#### INFORMATION SHOWN:

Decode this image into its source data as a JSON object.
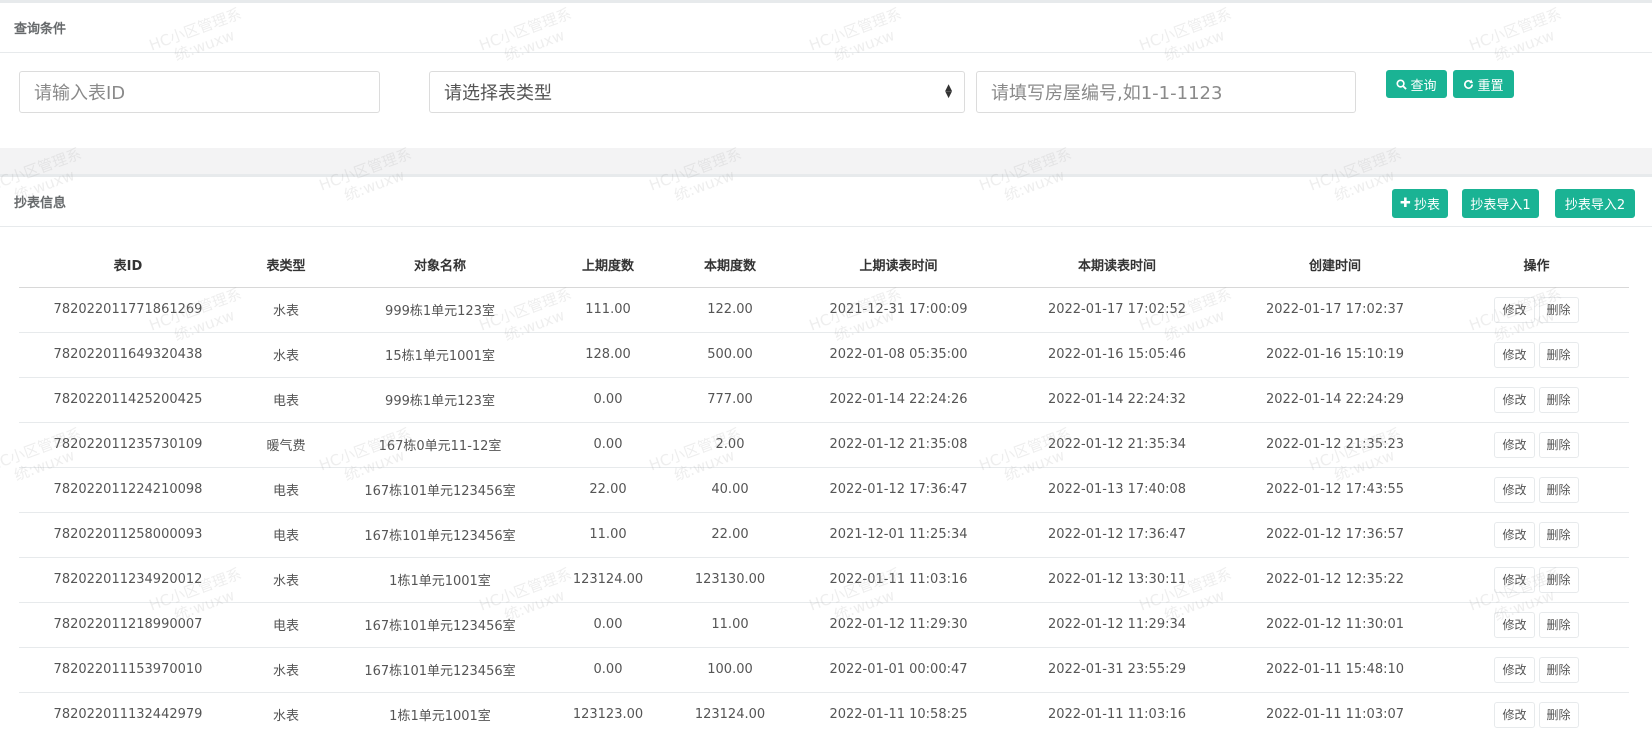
{
  "query": {
    "title": "查询条件",
    "meter_id_placeholder": "请输入表ID",
    "meter_type_placeholder": "请选择表类型",
    "room_placeholder": "请填写房屋编号,如1-1-1123",
    "search_label": "查询",
    "reset_label": "重置"
  },
  "list": {
    "title": "抄表信息",
    "add_label": "抄表",
    "import1_label": "抄表导入1",
    "import2_label": "抄表导入2",
    "columns": [
      "表ID",
      "表类型",
      "对象名称",
      "上期度数",
      "本期度数",
      "上期读表时间",
      "本期读表时间",
      "创建时间",
      "操作"
    ],
    "edit_label": "修改",
    "delete_label": "删除",
    "rows": [
      {
        "id": "782022011771861269",
        "type": "水表",
        "name": "999栋1单元123室",
        "prev": "111.00",
        "cur": "122.00",
        "prev_time": "2021-12-31 17:00:09",
        "cur_time": "2022-01-17 17:02:52",
        "created": "2022-01-17 17:02:37"
      },
      {
        "id": "782022011649320438",
        "type": "水表",
        "name": "15栋1单元1001室",
        "prev": "128.00",
        "cur": "500.00",
        "prev_time": "2022-01-08 05:35:00",
        "cur_time": "2022-01-16 15:05:46",
        "created": "2022-01-16 15:10:19"
      },
      {
        "id": "782022011425200425",
        "type": "电表",
        "name": "999栋1单元123室",
        "prev": "0.00",
        "cur": "777.00",
        "prev_time": "2022-01-14 22:24:26",
        "cur_time": "2022-01-14 22:24:32",
        "created": "2022-01-14 22:24:29"
      },
      {
        "id": "782022011235730109",
        "type": "暖气费",
        "name": "167栋0单元11-12室",
        "prev": "0.00",
        "cur": "2.00",
        "prev_time": "2022-01-12 21:35:08",
        "cur_time": "2022-01-12 21:35:34",
        "created": "2022-01-12 21:35:23"
      },
      {
        "id": "782022011224210098",
        "type": "电表",
        "name": "167栋101单元123456室",
        "prev": "22.00",
        "cur": "40.00",
        "prev_time": "2022-01-12 17:36:47",
        "cur_time": "2022-01-13 17:40:08",
        "created": "2022-01-12 17:43:55"
      },
      {
        "id": "782022011258000093",
        "type": "电表",
        "name": "167栋101单元123456室",
        "prev": "11.00",
        "cur": "22.00",
        "prev_time": "2021-12-01 11:25:34",
        "cur_time": "2022-01-12 17:36:47",
        "created": "2022-01-12 17:36:57"
      },
      {
        "id": "782022011234920012",
        "type": "水表",
        "name": "1栋1单元1001室",
        "prev": "123124.00",
        "cur": "123130.00",
        "prev_time": "2022-01-11 11:03:16",
        "cur_time": "2022-01-12 13:30:11",
        "created": "2022-01-12 12:35:22"
      },
      {
        "id": "782022011218990007",
        "type": "电表",
        "name": "167栋101单元123456室",
        "prev": "0.00",
        "cur": "11.00",
        "prev_time": "2022-01-12 11:29:30",
        "cur_time": "2022-01-12 11:29:34",
        "created": "2022-01-12 11:30:01"
      },
      {
        "id": "782022011153970010",
        "type": "水表",
        "name": "167栋101单元123456室",
        "prev": "0.00",
        "cur": "100.00",
        "prev_time": "2022-01-01 00:00:47",
        "cur_time": "2022-01-31 23:55:29",
        "created": "2022-01-11 15:48:10"
      },
      {
        "id": "782022011132442979",
        "type": "水表",
        "name": "1栋1单元1001室",
        "prev": "123123.00",
        "cur": "123124.00",
        "prev_time": "2022-01-11 10:58:25",
        "cur_time": "2022-01-11 11:03:16",
        "created": "2022-01-11 11:03:07"
      }
    ]
  },
  "watermark": {
    "line1": "HC小区管理系",
    "line2": "统:wuxw"
  },
  "colors": {
    "primary": "#1ab394",
    "page_bg": "#f3f3f4"
  }
}
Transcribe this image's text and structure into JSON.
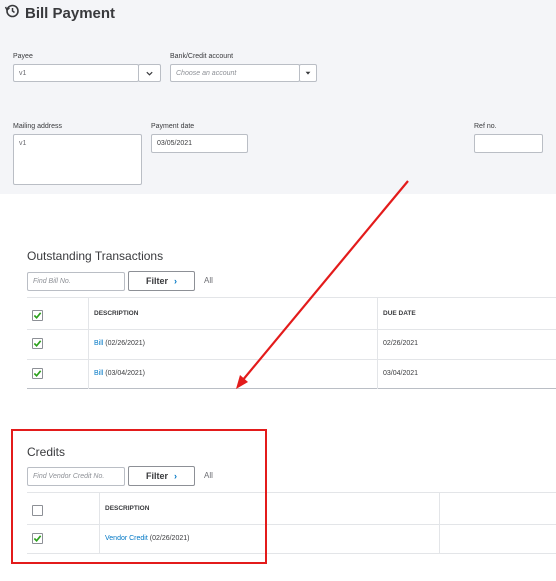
{
  "header": {
    "title": "Bill Payment",
    "payee_label": "Payee",
    "payee_value": "v1",
    "bank_label": "Bank/Credit account",
    "bank_placeholder": "Choose an account",
    "mailing_label": "Mailing address",
    "mailing_value": "v1",
    "payment_date_label": "Payment date",
    "payment_date_value": "03/05/2021",
    "ref_label": "Ref no.",
    "ref_value": ""
  },
  "outstanding": {
    "title": "Outstanding Transactions",
    "search_placeholder": "Find Bill No.",
    "filter_label": "Filter",
    "all_label": "All",
    "columns": [
      "DESCRIPTION",
      "DUE DATE"
    ],
    "rows": [
      {
        "link": "Bill",
        "date_part": " (02/26/2021)",
        "due": "02/26/2021",
        "checked": true
      },
      {
        "link": "Bill",
        "date_part": " (03/04/2021)",
        "due": "03/04/2021",
        "checked": true
      }
    ],
    "header_checked": true
  },
  "credits": {
    "title": "Credits",
    "search_placeholder": "Find Vendor Credit No.",
    "filter_label": "Filter",
    "all_label": "All",
    "columns": [
      "DESCRIPTION"
    ],
    "rows": [
      {
        "link": "Vendor Credit",
        "date_part": " (02/26/2021)",
        "checked": true
      }
    ],
    "header_checked": false
  },
  "colors": {
    "accent": "#0077c5",
    "checkbox_green": "#2ca01c",
    "annotation_red": "#e31b1b"
  },
  "icons": {
    "title_icon": "history-clock-icon",
    "dropdown": "chevron-down-icon",
    "filter_chevron": "chevron-right-icon",
    "checkbox": "check-icon"
  }
}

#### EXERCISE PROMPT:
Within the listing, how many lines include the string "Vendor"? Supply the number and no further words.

#### SOLUTION:
2